AIM OF THE EXERCISE
Exact copy, no pictures: output all the records that follow.

PROVIDED RECORDS
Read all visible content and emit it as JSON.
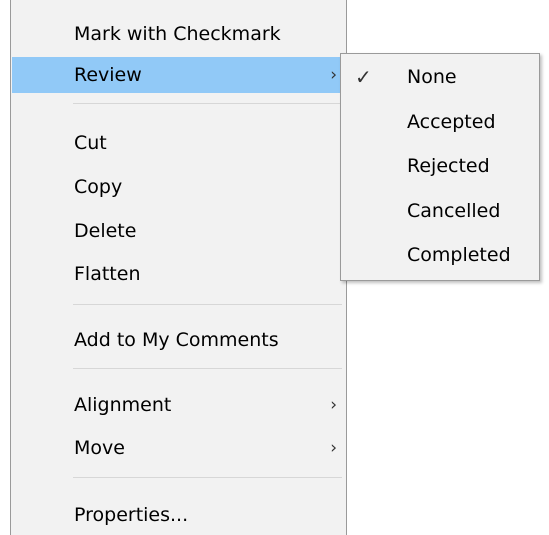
{
  "context_menu": {
    "items": [
      {
        "label": "Mark with Checkmark"
      },
      {
        "label": "Review",
        "submenu_indicator": "›",
        "highlighted": true
      },
      {
        "label": "Cut"
      },
      {
        "label": "Copy"
      },
      {
        "label": "Delete"
      },
      {
        "label": "Flatten"
      },
      {
        "label": "Add to My Comments"
      },
      {
        "label": "Alignment",
        "submenu_indicator": "›"
      },
      {
        "label": "Move",
        "submenu_indicator": "›"
      },
      {
        "label": "Properties..."
      }
    ],
    "highlight_color": "#91c9f7",
    "background_color": "#f2f2f2"
  },
  "review_submenu": {
    "items": [
      {
        "label": "None",
        "checked": true,
        "check_glyph": "✓"
      },
      {
        "label": "Accepted"
      },
      {
        "label": "Rejected"
      },
      {
        "label": "Cancelled"
      },
      {
        "label": "Completed"
      }
    ]
  }
}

WRITTEN SOLUTION
Read all visible content and emit it as JSON.
{
  "context_menu": {
    "items": [
      {
        "label": "Mark with Checkmark"
      },
      {
        "label": "Review",
        "submenu_indicator": "›",
        "highlighted": true
      },
      {
        "label": "Cut"
      },
      {
        "label": "Copy"
      },
      {
        "label": "Delete"
      },
      {
        "label": "Flatten"
      },
      {
        "label": "Add to My Comments"
      },
      {
        "label": "Alignment",
        "submenu_indicator": "›"
      },
      {
        "label": "Move",
        "submenu_indicator": "›"
      },
      {
        "label": "Properties..."
      }
    ],
    "highlight_color": "#91c9f7",
    "background_color": "#f2f2f2"
  },
  "review_submenu": {
    "items": [
      {
        "label": "None",
        "checked": true,
        "check_glyph": "✓"
      },
      {
        "label": "Accepted"
      },
      {
        "label": "Rejected"
      },
      {
        "label": "Cancelled"
      },
      {
        "label": "Completed"
      }
    ]
  }
}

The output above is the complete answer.